Last weekend was a fabulous opportunity for us to train with 5 other rope rescue teams from southern Oregon. By chance, we worked both days with the Corvallis MRU, a MRU certified team with a lot of depth, experience, and talent. Every rope unit evolves its characteristic way of doing things, but we profit by seeing alternative ways to work safely—especially when we can talk through the alternative pros and cons. That isn't possible, of course, on a real rescue. This short video isn't intended to be a demonstration or "how to" video. It is just a record of what our two units did on this particular day in a spectacular spot on the Earth.

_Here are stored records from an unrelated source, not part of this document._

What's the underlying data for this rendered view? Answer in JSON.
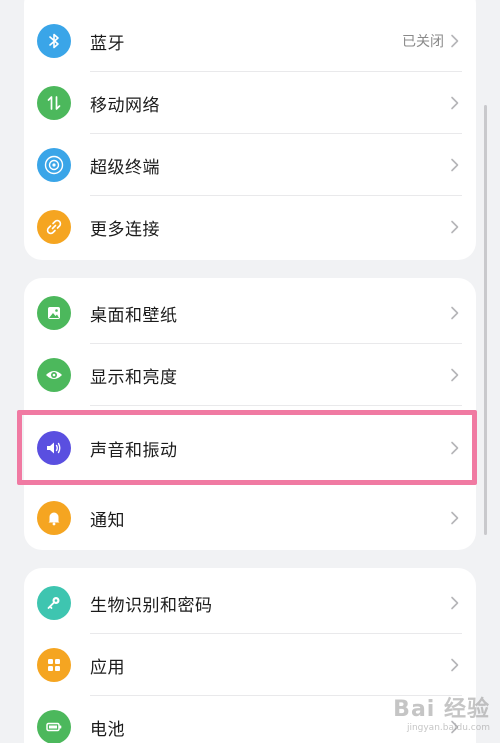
{
  "groups": [
    {
      "items": [
        {
          "label": "蓝牙",
          "value": "已关闭",
          "icon": "bluetooth-icon",
          "color": "#3aa5e8"
        },
        {
          "label": "移动网络",
          "value": "",
          "icon": "mobile-data-icon",
          "color": "#4cb85c"
        },
        {
          "label": "超级终端",
          "value": "",
          "icon": "super-device-icon",
          "color": "#3aa5e8"
        },
        {
          "label": "更多连接",
          "value": "",
          "icon": "link-icon",
          "color": "#f5a521"
        }
      ]
    },
    {
      "items": [
        {
          "label": "桌面和壁纸",
          "value": "",
          "icon": "wallpaper-icon",
          "color": "#4cb85c"
        },
        {
          "label": "显示和亮度",
          "value": "",
          "icon": "eye-icon",
          "color": "#4cb85c"
        },
        {
          "label": "声音和振动",
          "value": "",
          "icon": "speaker-icon",
          "color": "#5a4fe0"
        },
        {
          "label": "通知",
          "value": "",
          "icon": "bell-icon",
          "color": "#f5a521"
        }
      ]
    },
    {
      "items": [
        {
          "label": "生物识别和密码",
          "value": "",
          "icon": "key-icon",
          "color": "#3ec5b0"
        },
        {
          "label": "应用",
          "value": "",
          "icon": "apps-icon",
          "color": "#f5a521"
        },
        {
          "label": "电池",
          "value": "",
          "icon": "battery-icon",
          "color": "#4cb85c"
        }
      ]
    }
  ],
  "highlight_color": "#f07aa2",
  "watermark": {
    "main": "Bai 经验",
    "sub": "jingyan.baidu.com"
  }
}
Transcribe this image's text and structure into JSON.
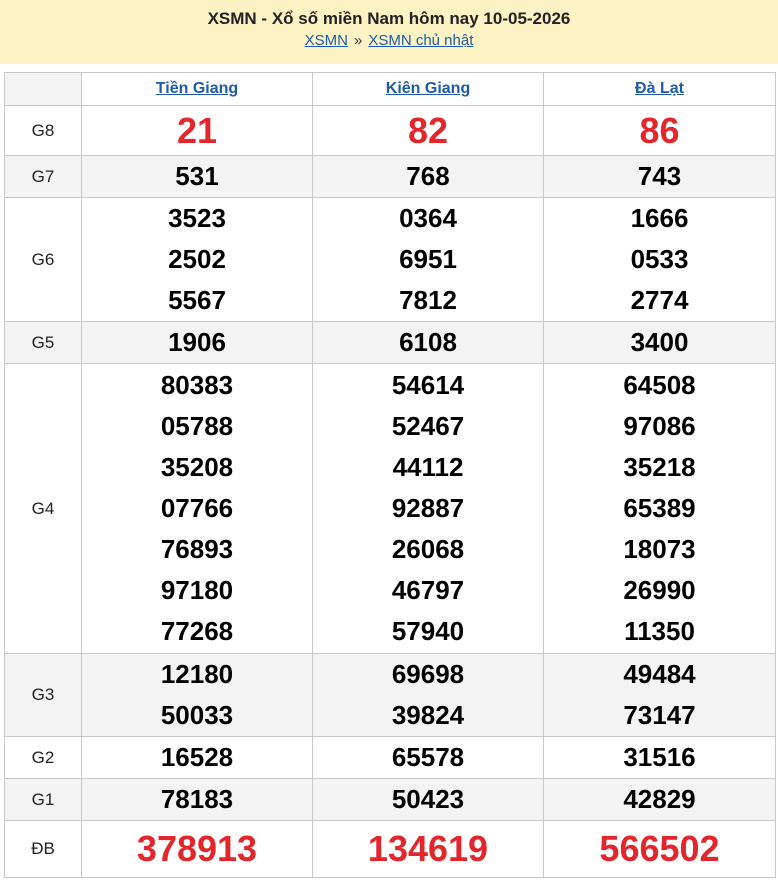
{
  "header": {
    "title": "XSMN - Xổ số miền Nam hôm nay 10-05-2026",
    "breadcrumb": {
      "home": "XSMN",
      "separator": "»",
      "current": "XSMN chủ nhật"
    }
  },
  "provinces": [
    "Tiền Giang",
    "Kiên Giang",
    "Đà Lạt"
  ],
  "prizes": [
    {
      "label": "G8",
      "style": "red",
      "values": [
        [
          "21"
        ],
        [
          "82"
        ],
        [
          "86"
        ]
      ]
    },
    {
      "label": "G7",
      "style": "normal",
      "values": [
        [
          "531"
        ],
        [
          "768"
        ],
        [
          "743"
        ]
      ]
    },
    {
      "label": "G6",
      "style": "normal",
      "values": [
        [
          "3523",
          "2502",
          "5567"
        ],
        [
          "0364",
          "6951",
          "7812"
        ],
        [
          "1666",
          "0533",
          "2774"
        ]
      ]
    },
    {
      "label": "G5",
      "style": "normal",
      "values": [
        [
          "1906"
        ],
        [
          "6108"
        ],
        [
          "3400"
        ]
      ]
    },
    {
      "label": "G4",
      "style": "normal",
      "values": [
        [
          "80383",
          "05788",
          "35208",
          "07766",
          "76893",
          "97180",
          "77268"
        ],
        [
          "54614",
          "52467",
          "44112",
          "92887",
          "26068",
          "46797",
          "57940"
        ],
        [
          "64508",
          "97086",
          "35218",
          "65389",
          "18073",
          "26990",
          "11350"
        ]
      ]
    },
    {
      "label": "G3",
      "style": "normal",
      "values": [
        [
          "12180",
          "50033"
        ],
        [
          "69698",
          "39824"
        ],
        [
          "49484",
          "73147"
        ]
      ]
    },
    {
      "label": "G2",
      "style": "normal",
      "values": [
        [
          "16528"
        ],
        [
          "65578"
        ],
        [
          "31516"
        ]
      ]
    },
    {
      "label": "G1",
      "style": "normal",
      "values": [
        [
          "78183"
        ],
        [
          "50423"
        ],
        [
          "42829"
        ]
      ]
    },
    {
      "label": "ĐB",
      "style": "big-red",
      "values": [
        [
          "378913"
        ],
        [
          "134619"
        ],
        [
          "566502"
        ]
      ]
    }
  ],
  "colors": {
    "header_bg": "#fdf2c4",
    "link": "#1e5ba8",
    "highlight_number": "#e3262b",
    "shaded_row": "#f3f3f3"
  }
}
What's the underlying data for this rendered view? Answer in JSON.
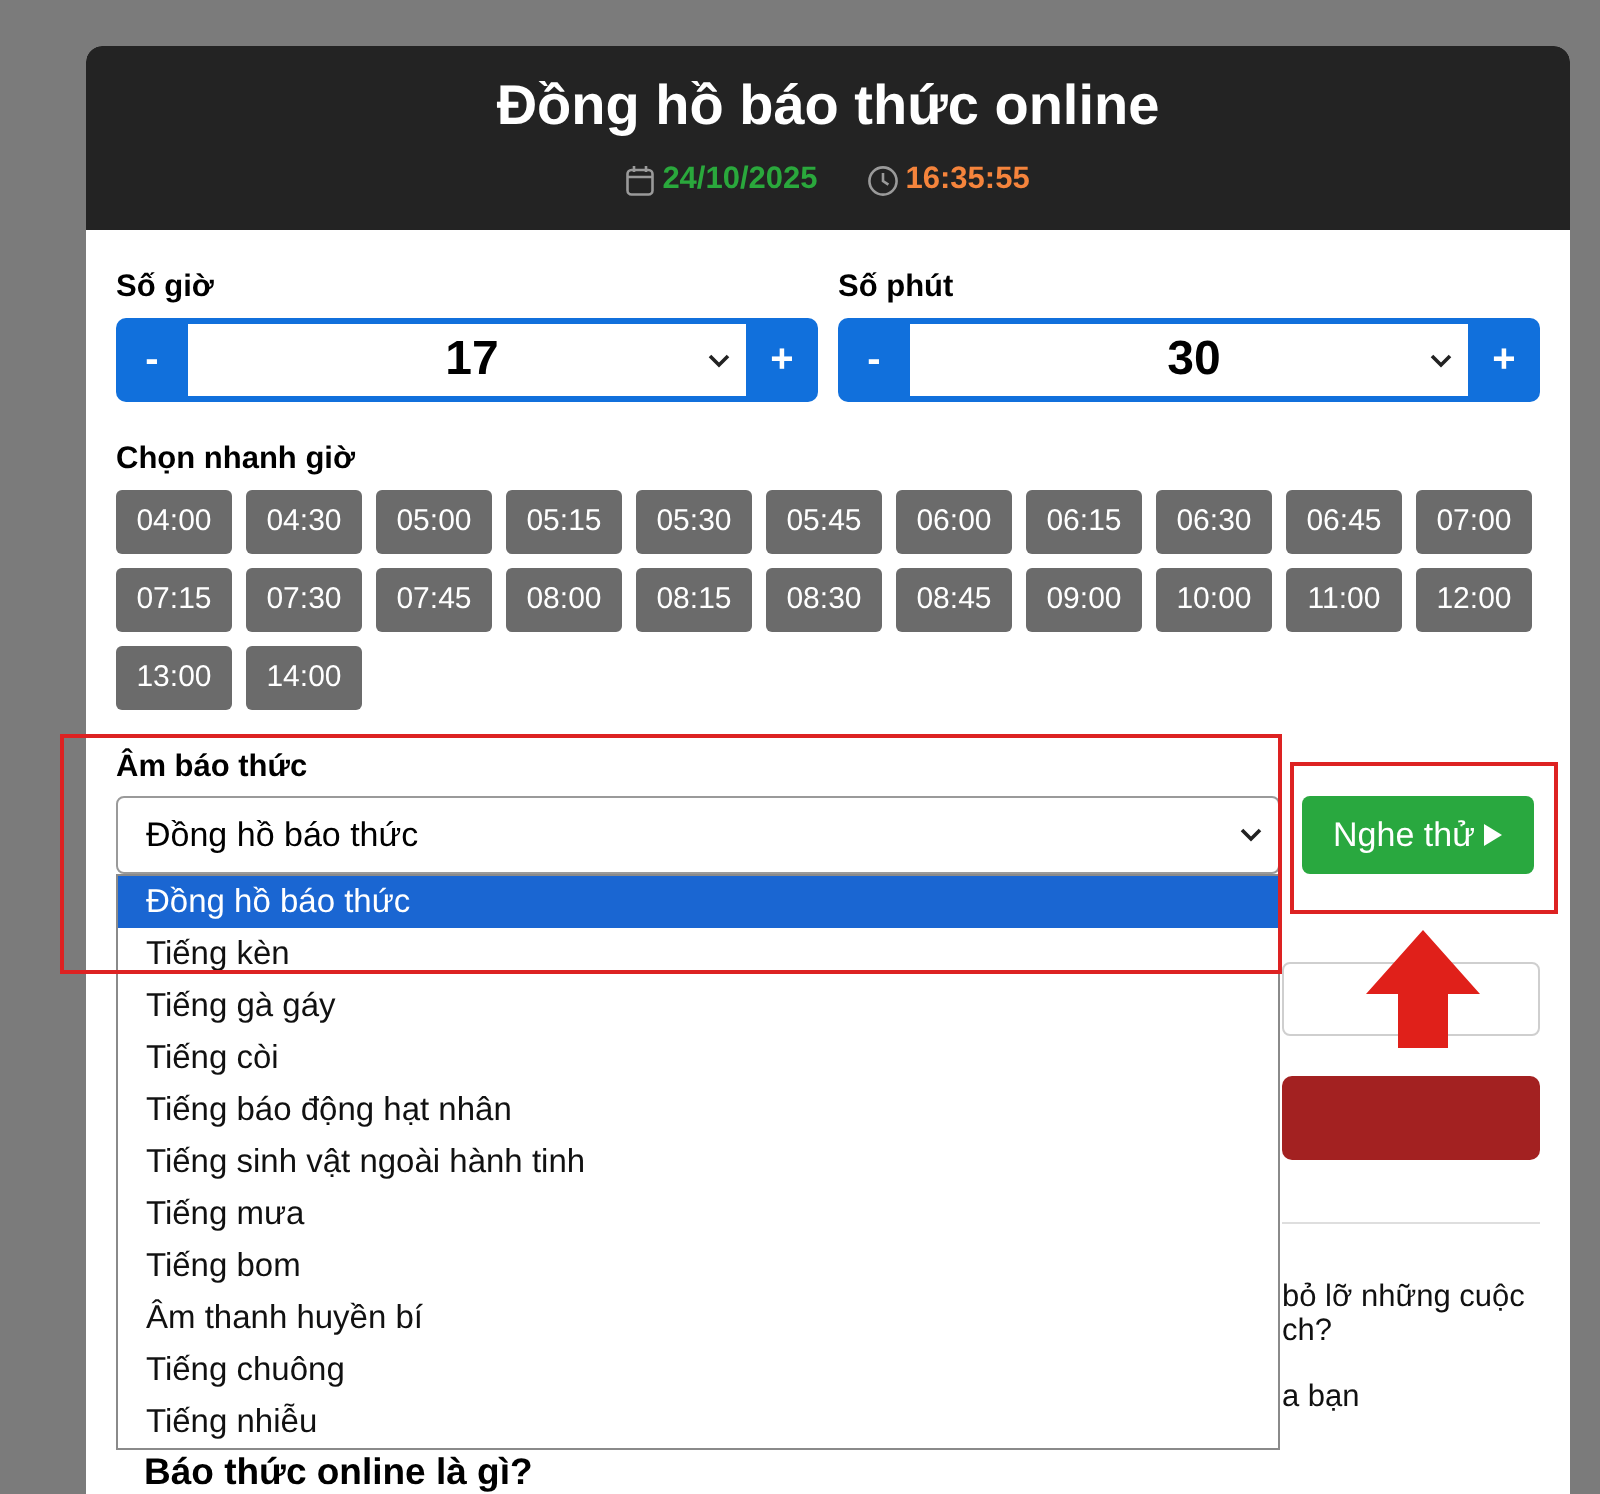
{
  "header": {
    "title": "Đồng hồ báo thức online",
    "date": "24/10/2025",
    "time": "16:35:55"
  },
  "time_pickers": [
    {
      "label": "Số giờ",
      "decrement": "-",
      "value": "17",
      "increment": "+"
    },
    {
      "label": "Số phút",
      "decrement": "-",
      "value": "30",
      "increment": "+"
    }
  ],
  "quick_pick": {
    "label": "Chọn nhanh giờ",
    "times": [
      "04:00",
      "04:30",
      "05:00",
      "05:15",
      "05:30",
      "05:45",
      "06:00",
      "06:15",
      "06:30",
      "06:45",
      "07:00",
      "07:15",
      "07:30",
      "07:45",
      "08:00",
      "08:15",
      "08:30",
      "08:45",
      "09:00",
      "10:00",
      "11:00",
      "12:00",
      "13:00",
      "14:00"
    ]
  },
  "sound": {
    "label": "Âm báo thức",
    "value": "Đồng hồ báo thức",
    "expanded": true,
    "options": [
      {
        "label": "Đồng hồ báo thức",
        "selected": true
      },
      {
        "label": "Tiếng kèn",
        "selected": false
      },
      {
        "label": "Tiếng gà gáy",
        "selected": false
      },
      {
        "label": "Tiếng còi",
        "selected": false
      },
      {
        "label": "Tiếng báo động hạt nhân",
        "selected": false
      },
      {
        "label": "Tiếng sinh vật ngoài hành tinh",
        "selected": false
      },
      {
        "label": "Tiếng mưa",
        "selected": false
      },
      {
        "label": "Tiếng bom",
        "selected": false
      },
      {
        "label": "Âm thanh huyền bí",
        "selected": false
      },
      {
        "label": "Tiếng chuông",
        "selected": false
      },
      {
        "label": "Tiếng nhiễu",
        "selected": false
      }
    ],
    "preview_button": "Nghe thử"
  },
  "covered_paragraphs": [
    {
      "lines": [
        "bỏ lỡ những cuộc",
        "ch?"
      ]
    },
    {
      "lines": [
        "a bạn"
      ]
    }
  ],
  "section_heading": "Báo thức online là gì?",
  "annotations": [
    {
      "kind": "frame"
    },
    {
      "kind": "frame"
    },
    {
      "kind": "arrow"
    }
  ]
}
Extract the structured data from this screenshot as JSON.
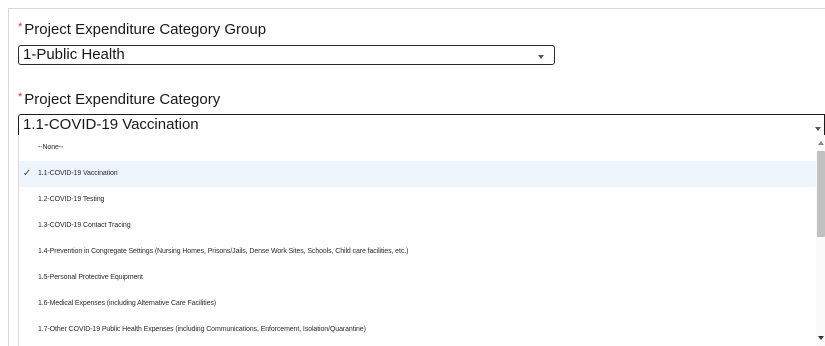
{
  "group_field": {
    "required_marker": "*",
    "label": "Project Expenditure Category Group",
    "value": "1-Public Health"
  },
  "category_field": {
    "required_marker": "*",
    "label": "Project Expenditure Category",
    "value": "1.1-COVID-19 Vaccination"
  },
  "dropdown": {
    "selected_check": "✓",
    "options": [
      "--None--",
      "1.1-COVID-19 Vaccination",
      "1.2-COVID-19 Testing",
      "1.3-COVID-19 Contact Tracing",
      "1.4-Prevention in Congregate Settings (Nursing Homes, Prisons/Jails, Dense Work Sites, Schools, Child care facilities, etc.)",
      "1.5-Personal Protective Equipment",
      "1.6-Medical Expenses (including Alternative Care Facilities)",
      "1.7-Other COVID-19 Public Health Expenses (including Communications, Enforcement, Isolation/Quarantine)"
    ],
    "selected_index": 1,
    "scroll_position_fraction": 0.0
  },
  "colors": {
    "required": "#c23934",
    "selected_row": "#eef4fb"
  }
}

Often, photos show us details we miss watching a dynamic event "live." Reviewing the pictures allows a chance to review small details that might change how we do things next time or show a way not previously considered to solve a technical problem. The site chosen was picked because it offered technical problems including a narrow "chimney," overhanding sharp rock and narrow areas for a litter—not because it offered good photo access. It wasn't easy to see what was happening over the lip of rock at the start of the descent, but we hung over the edge and took the best shots we could to learn from and to share. I find what these people did to be awe-inspiring for their skill, strength, judgement and presence-of-mind demonstrated under pressure—this is what rope rescue requires. This was a wonderful day. Thank you, Corvallis MRU, for all you shared!
For best effect, watch this on the biggest screen you can.